You’re home from a life that has been planned for you. There were no job interviews, just orders.
But here at home no one has planned the next phase of your life. The one thing most returning service men and women are prepared for is leadership, so why not become CEO of our own company? Some of the transferable skills all veterans have are the ability to balance a budget, complete a mission, and train and manage personnel.
The options you consider somewhat depend on the job you had in the military. If your skills directly translate into a civilian job, great! Open your own diesel repair shop, launch a computer repair business, start your own restaurant, or form an engineering group to repair roads and bridges. Make it your own!
If your job doesn’t directly translate to a business, consider purchasing a franchise in a business you see a need for. In the south, 55+ communities are everywhere, and their HOAs require landscaping, painting, and pressure washing be kept up year-around. A talented handyman or cabinet maker with reasonable rates can make a great living remodeling homes. One contractor in South Florida makes Murphy beds in all types of creative styles.
It is very hard to find honest, hard-working contractors, and many seniors find themselves repeatedly taken advantage of by unscrupulous servicers. If you emphasize your military background and live out the work and personal ethics you learned in the service, you will have far more work than you can keep up with. Soon you’ll be expanding and adding your military friends as your business partners.
JDog Junk Removal and Hauling and JDog Carpet Cleaning are among the few franchises open only to veterans and their family members. Veterans who have purchased a JDog franchise find it an easy transition because the organization is built on the very same values you learned in the military. With low start-up costs and a complete training program, JDog helps you become successful very quickly.
Look to resources like Military.com and VA.gov for former CEOs who are willing to mentor new entrepreneurs. These sites offer all kinds of educational and informational articles on starting up a business.
What types of claims can be made under the DRC program?
Certain claims related to direct service, presumptive service and secondary service connections,
Claims for increases,
Transitioning service members may file pre-discharge claims less than 90 days from departure from military service.
How to file a DRC Claim
If you wish to file a claim under the DRC program, you must work with an accredited Veteran Service Organization (VSO). The VSO representative will ensure all supporting evidence, such as military service records and medical exams, is attached; thus, allowing claims processors to make decisions within 30 days.
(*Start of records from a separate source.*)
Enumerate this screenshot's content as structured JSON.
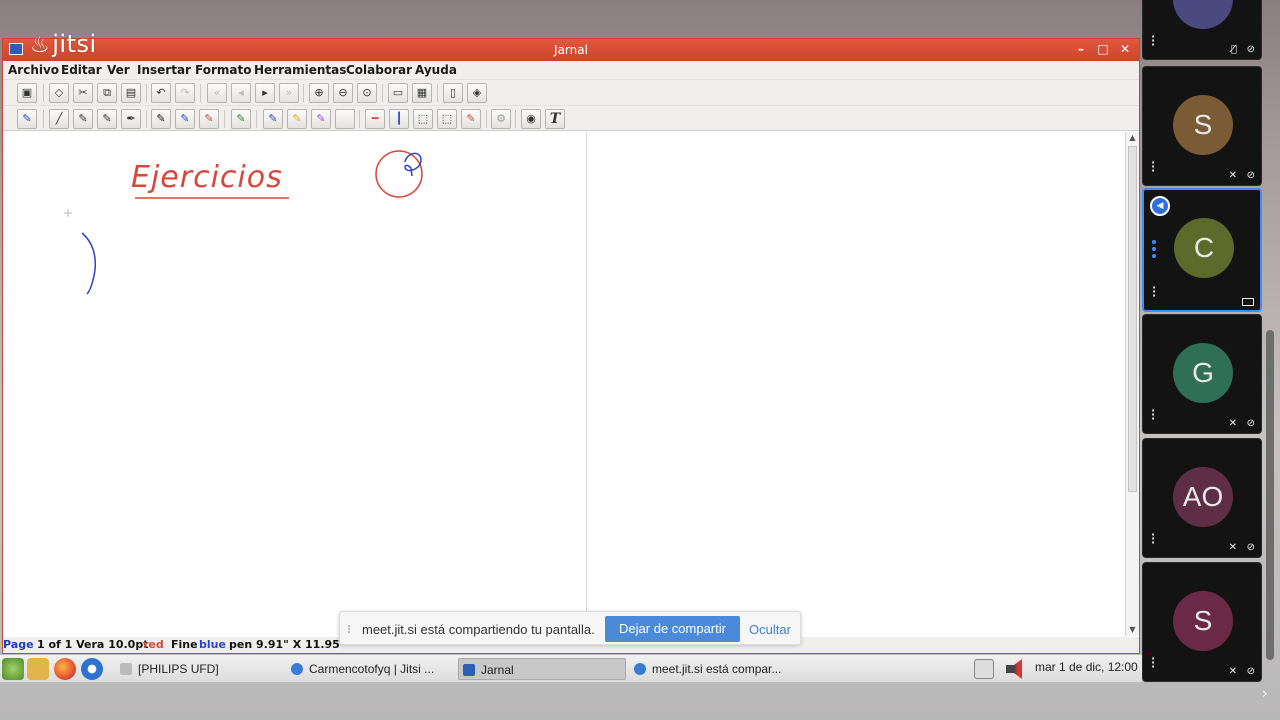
{
  "window": {
    "title": "Jarnal",
    "minimize_label": "–",
    "maximize_label": "□",
    "close_label": "✕"
  },
  "overlay_logo": {
    "text": "jitsi",
    "mark": "♨"
  },
  "menu": [
    "Archivo",
    "Editar",
    "Ver",
    "Insertar",
    "Formato",
    "Herramientas",
    "Colaborar",
    "Ayuda"
  ],
  "canvas": {
    "handwritten_title": "Ejercicios"
  },
  "status": {
    "page_prefix": "Page",
    "page_rest": "1 of 1 Vera 10.0pt",
    "color1": "red",
    "pen_word": "Fine",
    "color2": "blue",
    "size_text": "pen  9.91\" X 11.95\""
  },
  "share": {
    "message": "meet.jit.si está compartiendo tu pantalla.",
    "stop_button": "Dejar de compartir",
    "hide_link": "Ocultar"
  },
  "taskbar": {
    "tasks": [
      {
        "label": "[PHILIPS UFD]"
      },
      {
        "label": "Carmencotofyq | Jitsi ..."
      },
      {
        "label": "Jarnal"
      },
      {
        "label": "meet.jit.si está compar..."
      }
    ],
    "clock": "mar  1 de dic, 12:00"
  },
  "participants": [
    {
      "initials": "S",
      "color": "#7a5b36"
    },
    {
      "initials": "C",
      "color": "#5d6a2b"
    },
    {
      "initials": "G",
      "color": "#2f6e57"
    },
    {
      "initials": "AO",
      "color": "#5e2e45"
    },
    {
      "initials": "S",
      "color": "#6a2a45"
    }
  ],
  "colors": {
    "title_red": "#d9513a",
    "ink_red": "#d9473a",
    "ink_blue": "#2b44c9",
    "share_button": "#4a8ad9",
    "active_tile_border": "#3f8cff"
  }
}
The end of March 2017 marked one more community that has announced the end of Veteran homelessness in their community. The City of Nashua, New Hampshire joined 40+ communities and three states (Connecticut, Delaware, and Virginia) that have reached the goal of finding permanent housing for all of their homeless veterans.
The VA launched an initiative to end Veteran homelessness in 2010, and to date 480,000+ homeless veterans across the country have been housed under that initiative.
Local Veterans Administration Medical Centers do more than medical care in their communities. They also serve as hubs for the homelessness initiative in their communities. If you know of a veteran who needs assistance with housing, please put them in contact with the local VA center.
In the last six years, the number of homeless veterans across the country has been cut almost in half.
Here are some contacts for people who want to help and people who need help:
Individuals and Businesses wishing to help eradicate homeless veterans in their city can visit: va.gov/homeless.
Refer homeless Veterans to their local VA Medical Center or urge them to call 1-877-4AID-VET (1-877-424-3838).
To learn about employment initiatives for Veterans exiting homelessness, visit: http://www.va.gov/homeless/
While female Veterans have access to all of the benefits male Veterans enjoy, including Veterans health care and pharmacy programs, educational benefits, compensation for disabilities, VA home loans, and job assistance.
“Some women Veterans may not know about high-quality VA care and services available to them,” said Secretary of Veterans Affairs Eric K. Shinseki. “The hotline will allow us to field their questions and provide critical information about the latest enhancements in VA services.”
The hotline for women Veterans (1-855-VA-WOMEN) is the latest in a growing suite of hotlines the VA is hosting to make sure critical information regarding available assistance is quickly available to Veterans. Female Veterans may also visit the Center for Women Veterans for additional information and programs available specifically for women.
Other Available Hotlines
Other hotlines available to both male and female Veterans include a hotline for Veterans in crisis (considering suicide) and another for Veterans facing the possibility or reality of homelessness. Veterans can receive information and apply for benefits online at VA’s www.eBenefits.va.gov and manage their health care at MyHealtheVet.va.gov.